My formula has always been I’m big on preparing. Prepare like crazy. But then just as you’re heading out, half an hour beforehand, forget all of it. It’s there. It’s in your reptile brain.

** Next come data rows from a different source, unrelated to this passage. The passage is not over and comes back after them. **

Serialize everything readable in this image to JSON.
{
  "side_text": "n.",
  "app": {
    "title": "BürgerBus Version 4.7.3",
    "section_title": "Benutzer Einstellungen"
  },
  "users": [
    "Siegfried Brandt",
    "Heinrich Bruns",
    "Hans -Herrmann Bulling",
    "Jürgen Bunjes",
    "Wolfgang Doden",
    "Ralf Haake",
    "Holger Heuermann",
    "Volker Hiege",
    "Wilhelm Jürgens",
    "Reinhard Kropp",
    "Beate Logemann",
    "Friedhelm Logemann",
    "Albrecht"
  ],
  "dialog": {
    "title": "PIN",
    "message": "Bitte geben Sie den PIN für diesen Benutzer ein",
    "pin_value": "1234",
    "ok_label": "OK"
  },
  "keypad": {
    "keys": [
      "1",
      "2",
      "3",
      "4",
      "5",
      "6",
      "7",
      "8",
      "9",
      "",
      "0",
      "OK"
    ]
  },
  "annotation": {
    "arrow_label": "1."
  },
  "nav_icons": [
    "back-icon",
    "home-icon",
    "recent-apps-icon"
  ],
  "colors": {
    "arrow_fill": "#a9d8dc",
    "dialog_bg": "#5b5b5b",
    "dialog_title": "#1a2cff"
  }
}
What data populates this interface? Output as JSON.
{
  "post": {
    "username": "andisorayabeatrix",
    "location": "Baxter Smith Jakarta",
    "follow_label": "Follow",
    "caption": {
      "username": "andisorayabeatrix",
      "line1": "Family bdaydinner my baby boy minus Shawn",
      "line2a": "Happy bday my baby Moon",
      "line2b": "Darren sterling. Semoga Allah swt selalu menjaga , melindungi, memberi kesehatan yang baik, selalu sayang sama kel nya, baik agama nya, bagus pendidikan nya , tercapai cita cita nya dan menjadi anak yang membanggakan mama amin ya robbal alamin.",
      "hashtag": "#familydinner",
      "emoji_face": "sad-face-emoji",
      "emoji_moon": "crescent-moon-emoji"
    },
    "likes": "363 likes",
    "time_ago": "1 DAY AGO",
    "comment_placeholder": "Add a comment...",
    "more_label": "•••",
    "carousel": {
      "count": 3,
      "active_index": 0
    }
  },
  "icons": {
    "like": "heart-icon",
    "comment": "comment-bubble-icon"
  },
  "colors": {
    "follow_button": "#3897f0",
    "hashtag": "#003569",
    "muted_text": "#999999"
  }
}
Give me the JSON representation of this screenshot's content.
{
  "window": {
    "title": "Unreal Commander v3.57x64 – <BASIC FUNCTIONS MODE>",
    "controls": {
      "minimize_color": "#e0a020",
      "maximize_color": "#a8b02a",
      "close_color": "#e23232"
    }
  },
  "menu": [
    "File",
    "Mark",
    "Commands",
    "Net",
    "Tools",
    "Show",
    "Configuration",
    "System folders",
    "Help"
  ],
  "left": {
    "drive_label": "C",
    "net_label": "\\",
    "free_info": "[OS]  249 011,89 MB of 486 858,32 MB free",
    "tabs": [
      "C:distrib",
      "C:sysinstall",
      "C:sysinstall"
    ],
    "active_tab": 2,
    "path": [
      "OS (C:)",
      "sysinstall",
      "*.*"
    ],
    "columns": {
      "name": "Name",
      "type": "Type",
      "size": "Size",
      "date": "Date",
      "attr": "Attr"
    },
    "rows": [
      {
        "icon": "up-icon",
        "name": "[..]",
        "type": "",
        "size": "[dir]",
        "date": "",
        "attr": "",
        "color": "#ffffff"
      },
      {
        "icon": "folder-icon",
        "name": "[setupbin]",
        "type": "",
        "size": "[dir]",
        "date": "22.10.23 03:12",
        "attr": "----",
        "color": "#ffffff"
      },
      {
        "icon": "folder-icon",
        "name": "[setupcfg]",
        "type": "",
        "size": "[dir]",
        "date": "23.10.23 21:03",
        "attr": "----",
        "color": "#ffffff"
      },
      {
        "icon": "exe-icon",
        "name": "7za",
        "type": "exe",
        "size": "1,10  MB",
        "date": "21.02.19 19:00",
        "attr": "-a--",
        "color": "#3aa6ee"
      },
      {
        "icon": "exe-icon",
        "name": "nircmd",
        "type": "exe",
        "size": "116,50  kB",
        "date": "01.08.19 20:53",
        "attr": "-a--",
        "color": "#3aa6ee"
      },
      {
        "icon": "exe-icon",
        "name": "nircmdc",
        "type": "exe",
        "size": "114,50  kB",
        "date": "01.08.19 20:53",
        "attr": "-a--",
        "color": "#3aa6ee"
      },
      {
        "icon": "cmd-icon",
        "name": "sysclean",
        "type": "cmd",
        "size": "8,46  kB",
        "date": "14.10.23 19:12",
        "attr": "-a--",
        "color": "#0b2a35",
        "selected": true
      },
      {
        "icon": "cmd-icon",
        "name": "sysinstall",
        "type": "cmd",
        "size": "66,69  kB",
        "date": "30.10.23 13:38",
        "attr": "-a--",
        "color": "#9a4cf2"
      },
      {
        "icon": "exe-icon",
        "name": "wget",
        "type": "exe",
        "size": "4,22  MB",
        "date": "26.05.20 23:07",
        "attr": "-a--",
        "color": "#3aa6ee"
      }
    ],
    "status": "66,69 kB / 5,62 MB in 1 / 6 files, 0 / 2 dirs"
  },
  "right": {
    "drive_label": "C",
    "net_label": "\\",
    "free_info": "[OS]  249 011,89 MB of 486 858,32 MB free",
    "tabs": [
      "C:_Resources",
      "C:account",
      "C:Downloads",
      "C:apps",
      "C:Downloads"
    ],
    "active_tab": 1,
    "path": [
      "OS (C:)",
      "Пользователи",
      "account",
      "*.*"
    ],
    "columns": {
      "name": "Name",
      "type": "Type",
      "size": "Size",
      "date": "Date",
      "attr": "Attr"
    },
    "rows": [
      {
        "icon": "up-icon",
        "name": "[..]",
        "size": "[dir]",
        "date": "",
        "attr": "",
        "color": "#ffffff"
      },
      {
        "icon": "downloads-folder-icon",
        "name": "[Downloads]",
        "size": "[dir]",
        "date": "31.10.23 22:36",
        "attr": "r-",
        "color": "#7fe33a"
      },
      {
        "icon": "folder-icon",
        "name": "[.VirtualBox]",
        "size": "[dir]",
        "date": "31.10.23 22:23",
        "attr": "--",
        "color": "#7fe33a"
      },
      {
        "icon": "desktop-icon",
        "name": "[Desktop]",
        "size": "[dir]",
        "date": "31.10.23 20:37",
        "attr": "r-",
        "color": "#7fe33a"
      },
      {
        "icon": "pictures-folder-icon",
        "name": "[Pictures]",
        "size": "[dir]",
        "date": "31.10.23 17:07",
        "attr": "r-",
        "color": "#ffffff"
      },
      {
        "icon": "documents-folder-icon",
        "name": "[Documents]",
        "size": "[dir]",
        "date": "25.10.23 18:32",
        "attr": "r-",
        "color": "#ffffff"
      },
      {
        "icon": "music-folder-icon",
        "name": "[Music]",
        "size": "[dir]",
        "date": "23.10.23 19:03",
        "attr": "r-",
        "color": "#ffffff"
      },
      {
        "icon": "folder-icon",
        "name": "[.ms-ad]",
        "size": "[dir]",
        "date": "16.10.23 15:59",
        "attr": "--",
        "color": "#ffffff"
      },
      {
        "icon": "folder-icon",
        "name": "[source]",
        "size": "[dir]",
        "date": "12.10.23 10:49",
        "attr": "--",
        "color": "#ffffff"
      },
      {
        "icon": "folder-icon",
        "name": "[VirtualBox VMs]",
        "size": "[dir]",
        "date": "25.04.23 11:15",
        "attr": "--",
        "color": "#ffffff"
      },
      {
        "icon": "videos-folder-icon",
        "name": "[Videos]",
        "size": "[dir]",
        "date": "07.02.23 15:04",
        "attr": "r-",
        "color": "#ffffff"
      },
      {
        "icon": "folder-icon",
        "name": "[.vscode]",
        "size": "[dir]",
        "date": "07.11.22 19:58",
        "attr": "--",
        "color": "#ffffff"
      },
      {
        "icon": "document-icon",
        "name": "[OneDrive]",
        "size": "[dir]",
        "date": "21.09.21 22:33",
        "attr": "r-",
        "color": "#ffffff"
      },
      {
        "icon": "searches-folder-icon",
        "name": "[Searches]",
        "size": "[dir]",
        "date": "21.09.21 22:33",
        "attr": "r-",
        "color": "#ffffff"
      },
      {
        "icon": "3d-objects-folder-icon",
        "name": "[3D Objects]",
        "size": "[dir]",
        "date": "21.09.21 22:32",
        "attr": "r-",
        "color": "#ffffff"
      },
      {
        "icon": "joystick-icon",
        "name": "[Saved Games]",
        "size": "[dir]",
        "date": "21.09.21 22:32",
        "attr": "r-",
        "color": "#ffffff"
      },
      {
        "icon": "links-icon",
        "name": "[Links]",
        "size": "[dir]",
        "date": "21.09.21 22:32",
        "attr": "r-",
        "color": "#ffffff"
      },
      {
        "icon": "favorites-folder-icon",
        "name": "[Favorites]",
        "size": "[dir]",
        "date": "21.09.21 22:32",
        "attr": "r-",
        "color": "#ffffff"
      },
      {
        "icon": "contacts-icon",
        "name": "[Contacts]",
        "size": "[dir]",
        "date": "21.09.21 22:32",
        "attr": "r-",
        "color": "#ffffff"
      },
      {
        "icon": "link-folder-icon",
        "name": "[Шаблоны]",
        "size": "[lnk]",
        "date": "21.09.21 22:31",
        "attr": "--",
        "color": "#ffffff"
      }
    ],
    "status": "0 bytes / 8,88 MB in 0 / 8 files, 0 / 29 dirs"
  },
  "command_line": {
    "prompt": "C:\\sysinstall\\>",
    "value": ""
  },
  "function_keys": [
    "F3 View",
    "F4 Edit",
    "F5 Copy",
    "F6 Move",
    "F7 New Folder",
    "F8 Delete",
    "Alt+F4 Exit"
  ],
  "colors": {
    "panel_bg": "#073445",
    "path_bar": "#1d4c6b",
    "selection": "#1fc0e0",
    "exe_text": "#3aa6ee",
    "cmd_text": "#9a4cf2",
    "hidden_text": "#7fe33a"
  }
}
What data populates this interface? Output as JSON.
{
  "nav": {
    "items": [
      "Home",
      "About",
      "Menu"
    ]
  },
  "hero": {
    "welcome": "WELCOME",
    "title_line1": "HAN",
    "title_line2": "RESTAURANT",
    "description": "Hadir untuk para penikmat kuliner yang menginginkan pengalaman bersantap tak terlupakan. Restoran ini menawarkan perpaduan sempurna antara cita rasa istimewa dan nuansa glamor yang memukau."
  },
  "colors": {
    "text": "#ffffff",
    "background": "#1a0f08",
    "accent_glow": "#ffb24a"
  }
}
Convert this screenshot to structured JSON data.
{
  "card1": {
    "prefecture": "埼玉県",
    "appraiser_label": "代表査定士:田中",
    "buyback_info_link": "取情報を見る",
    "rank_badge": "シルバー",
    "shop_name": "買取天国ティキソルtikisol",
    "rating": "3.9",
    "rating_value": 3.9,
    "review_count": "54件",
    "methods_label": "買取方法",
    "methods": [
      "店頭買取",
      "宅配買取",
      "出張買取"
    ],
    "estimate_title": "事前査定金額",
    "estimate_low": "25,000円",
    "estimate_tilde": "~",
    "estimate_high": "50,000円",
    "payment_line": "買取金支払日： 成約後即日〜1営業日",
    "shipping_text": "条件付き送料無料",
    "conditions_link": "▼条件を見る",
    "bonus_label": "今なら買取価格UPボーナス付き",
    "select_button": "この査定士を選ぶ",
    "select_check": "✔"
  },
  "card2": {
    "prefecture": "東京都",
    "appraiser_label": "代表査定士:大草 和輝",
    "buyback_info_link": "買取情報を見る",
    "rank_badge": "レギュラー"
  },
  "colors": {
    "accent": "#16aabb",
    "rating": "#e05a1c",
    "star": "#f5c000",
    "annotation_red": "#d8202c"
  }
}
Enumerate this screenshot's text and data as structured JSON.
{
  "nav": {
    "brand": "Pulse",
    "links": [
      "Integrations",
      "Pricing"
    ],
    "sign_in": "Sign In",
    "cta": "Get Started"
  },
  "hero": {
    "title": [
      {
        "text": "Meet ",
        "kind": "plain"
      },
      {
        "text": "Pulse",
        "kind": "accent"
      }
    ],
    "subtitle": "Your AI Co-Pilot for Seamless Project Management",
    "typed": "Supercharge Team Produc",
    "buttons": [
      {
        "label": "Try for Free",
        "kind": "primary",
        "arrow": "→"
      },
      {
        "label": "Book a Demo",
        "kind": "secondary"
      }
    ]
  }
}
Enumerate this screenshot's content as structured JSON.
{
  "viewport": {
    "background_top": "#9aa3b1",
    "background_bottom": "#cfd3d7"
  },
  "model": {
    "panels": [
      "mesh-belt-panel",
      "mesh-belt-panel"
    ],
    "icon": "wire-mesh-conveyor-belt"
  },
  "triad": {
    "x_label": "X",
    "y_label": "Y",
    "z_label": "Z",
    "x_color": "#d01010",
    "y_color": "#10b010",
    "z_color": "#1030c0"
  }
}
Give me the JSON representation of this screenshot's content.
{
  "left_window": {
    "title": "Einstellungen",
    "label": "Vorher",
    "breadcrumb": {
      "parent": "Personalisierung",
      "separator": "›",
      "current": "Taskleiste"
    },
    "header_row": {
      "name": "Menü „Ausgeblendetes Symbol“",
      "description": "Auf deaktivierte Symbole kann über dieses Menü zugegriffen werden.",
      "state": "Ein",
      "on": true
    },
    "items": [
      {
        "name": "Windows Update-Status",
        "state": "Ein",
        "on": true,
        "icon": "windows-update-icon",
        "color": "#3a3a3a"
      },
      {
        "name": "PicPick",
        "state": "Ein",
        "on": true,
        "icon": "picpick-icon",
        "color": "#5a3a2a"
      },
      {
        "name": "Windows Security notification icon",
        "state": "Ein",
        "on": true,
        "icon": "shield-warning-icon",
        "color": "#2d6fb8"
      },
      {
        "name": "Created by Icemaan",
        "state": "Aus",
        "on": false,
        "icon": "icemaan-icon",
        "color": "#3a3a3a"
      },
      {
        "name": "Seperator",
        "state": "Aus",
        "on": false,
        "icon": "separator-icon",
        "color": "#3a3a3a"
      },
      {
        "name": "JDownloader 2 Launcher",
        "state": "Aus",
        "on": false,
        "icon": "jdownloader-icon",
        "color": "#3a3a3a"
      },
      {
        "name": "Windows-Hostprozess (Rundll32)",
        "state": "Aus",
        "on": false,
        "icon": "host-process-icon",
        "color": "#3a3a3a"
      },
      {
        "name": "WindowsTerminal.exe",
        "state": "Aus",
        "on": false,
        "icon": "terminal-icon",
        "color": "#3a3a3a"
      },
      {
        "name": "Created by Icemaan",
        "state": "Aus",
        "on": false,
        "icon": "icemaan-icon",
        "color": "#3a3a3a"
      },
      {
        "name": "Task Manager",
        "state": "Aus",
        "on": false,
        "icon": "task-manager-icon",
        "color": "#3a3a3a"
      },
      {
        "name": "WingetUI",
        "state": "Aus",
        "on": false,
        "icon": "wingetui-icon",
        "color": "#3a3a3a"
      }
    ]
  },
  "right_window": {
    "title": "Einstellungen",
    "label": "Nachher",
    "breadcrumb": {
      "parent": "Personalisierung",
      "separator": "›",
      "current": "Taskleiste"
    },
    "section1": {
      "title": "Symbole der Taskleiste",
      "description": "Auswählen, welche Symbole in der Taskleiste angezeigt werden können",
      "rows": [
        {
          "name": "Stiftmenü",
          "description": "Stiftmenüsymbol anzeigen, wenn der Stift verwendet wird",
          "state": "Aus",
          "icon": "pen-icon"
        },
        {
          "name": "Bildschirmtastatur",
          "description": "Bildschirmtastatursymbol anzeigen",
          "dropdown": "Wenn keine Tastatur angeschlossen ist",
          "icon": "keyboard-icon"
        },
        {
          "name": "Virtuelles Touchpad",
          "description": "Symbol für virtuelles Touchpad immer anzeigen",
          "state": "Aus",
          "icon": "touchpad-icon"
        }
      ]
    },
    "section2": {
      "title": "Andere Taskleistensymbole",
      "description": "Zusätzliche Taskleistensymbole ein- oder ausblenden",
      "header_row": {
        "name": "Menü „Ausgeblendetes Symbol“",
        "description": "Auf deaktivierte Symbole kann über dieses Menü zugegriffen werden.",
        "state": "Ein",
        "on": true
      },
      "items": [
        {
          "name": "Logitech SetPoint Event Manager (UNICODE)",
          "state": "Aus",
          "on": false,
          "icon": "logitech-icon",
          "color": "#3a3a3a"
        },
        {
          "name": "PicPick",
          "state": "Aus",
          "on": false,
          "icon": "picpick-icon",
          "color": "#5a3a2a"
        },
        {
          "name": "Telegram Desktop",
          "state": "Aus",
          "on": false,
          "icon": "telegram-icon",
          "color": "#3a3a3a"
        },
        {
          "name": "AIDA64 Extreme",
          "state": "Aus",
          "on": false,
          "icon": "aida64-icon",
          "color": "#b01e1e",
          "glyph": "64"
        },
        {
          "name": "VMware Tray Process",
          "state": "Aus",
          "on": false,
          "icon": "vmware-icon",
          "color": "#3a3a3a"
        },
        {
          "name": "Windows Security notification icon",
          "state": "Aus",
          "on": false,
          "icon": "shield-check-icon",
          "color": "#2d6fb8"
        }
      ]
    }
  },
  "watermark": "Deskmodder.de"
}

Go out but feel loose enough to grab opportunities as they come up. Don’t just stick to the plan if you see an opportunity.


Conan O’Brien’s guide to creativity (Fast Company)


The Rhythm of Interaction and inducing Flow in the user 


"Banana Slug, arguably the toughest mascot in all of sports"

as said by Kari


Fireworks Shortcut: Copy Style

  1. Copy the object with the style (cmd+c)
  2. Select the target object and paste the style (cmd+alt+shift+v)

Thanks for the tip Jon ヽ(´ー`)人(´∇`)/

The Language of Interaction

"language may be our v1 interface for summarizing experience"

We sell our ideas with pictures, but just as important a skill is how we use words to flesh out ideas.  The slideshow above points out that using illustrative language, such as spatial metaphors, can assist novice audiences trying to understand visual or interactive concepts.  Some examples that I’ve overheard in the workplace lately include:

  • Drawing similarities between our work & an architect’s
  • Comparing a website to walking through a museum and how in different museums either the art or the architecture are focal points
  • Borrowing the visual display of a small boutique’s storefront with scalloped awning
  • Contrasting department store shopping with thrift store browsing

Even though interaction designers deal primarily in pictures, ultimately we must rely on a strong vocabulary to explain experiences as we have intended them.